The H2-B visa is a non-immigrant visa that has become an increasingly popular option for foreigners to come to the United States work in a number of retail and hospitality sectors. In 2022, the H2-B visa is especially important given the post-Covid economy and the labour shortage that is affecting many different sectors of the US economy. Earlier this week, the USCIS posted a new update with regard to the H2-B visa cap. It is fairly commonplace for the agency to make changes to the number of visa they will allow every fiscal year. The USCIS usually starts out with an annual cap, and then decides to increase this cap or keep it the same depending on the need for additional workers. 

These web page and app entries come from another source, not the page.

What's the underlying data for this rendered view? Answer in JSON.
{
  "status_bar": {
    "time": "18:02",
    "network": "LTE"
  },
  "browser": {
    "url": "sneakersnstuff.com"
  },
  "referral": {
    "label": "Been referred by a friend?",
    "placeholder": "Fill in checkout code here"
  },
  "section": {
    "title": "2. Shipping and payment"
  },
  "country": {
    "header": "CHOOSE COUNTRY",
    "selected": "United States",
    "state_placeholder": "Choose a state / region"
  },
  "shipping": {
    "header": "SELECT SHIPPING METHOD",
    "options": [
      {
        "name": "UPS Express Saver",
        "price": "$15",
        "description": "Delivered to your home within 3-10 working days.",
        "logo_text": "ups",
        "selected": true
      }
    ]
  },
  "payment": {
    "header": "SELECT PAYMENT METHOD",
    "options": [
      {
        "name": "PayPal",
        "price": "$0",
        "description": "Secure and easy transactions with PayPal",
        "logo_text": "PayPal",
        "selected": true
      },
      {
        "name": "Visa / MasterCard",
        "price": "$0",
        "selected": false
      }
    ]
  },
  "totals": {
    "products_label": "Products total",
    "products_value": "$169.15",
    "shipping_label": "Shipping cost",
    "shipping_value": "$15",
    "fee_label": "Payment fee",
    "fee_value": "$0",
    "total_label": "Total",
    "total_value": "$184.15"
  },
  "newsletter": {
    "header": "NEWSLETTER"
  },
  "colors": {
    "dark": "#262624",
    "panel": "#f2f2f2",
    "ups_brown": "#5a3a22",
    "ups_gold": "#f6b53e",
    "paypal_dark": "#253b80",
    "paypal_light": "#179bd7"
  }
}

In consultation from the DHS and Secretary of Homeland Security, the agency makes a calculated decision for the number of additional visas they will allot at about the half way point of each fiscal year. In this post, we will discuss more closely what is going on with the H2-B visa cap, as well as cutoff dates and eligibility requirements for some applicants.

First off, the H2-B visa process has different rules for individuals who are pursuing this visa as a first time applicant who has never worked in the U.S. under this classification, and returning workers who have already been granted this visa in past years. There are two different caps for each category. In addition, the USCIS also has a special allotment of visas in this category for only individuals who are seeking this visa from El Salvador, Haiti, Guatemala, and Honduras.

Right now, the USCIS has received more than enough petitioners to fill their additional cap of 23,500 workers made for returning workers only. This is just one part of the additional 35,000 visas that were added to the cap earlier in the year. This means that if you filing under this category, or had a petition that was submitted after May 25th as a returning worker, the USCIS will be rejecting your petition. However, if you are a national from one of the above mentioned countries in Central America (or Caribbean), then the USCIS will continue to accept petitions for these workers under the separate 11,500 visa allotment (which has not been reached yet). Therefore if you are exempt from the returning worker requirement, you can continue to file a petition until September 15th, 2022, or until the cap is reached.[1]

In addition, the USCIS will continue to accept petitions for current H-2B workers petitioning to extend their stay or, if applicable, change the terms of their employment or change their employers.[2] If you are unsure of whether or not your petition for a returning worker will be rejected by the USCIS, you should generally follow the guideline that all petitions were accepted if they were submitted within the window of May 19th, 2022 to May 25th.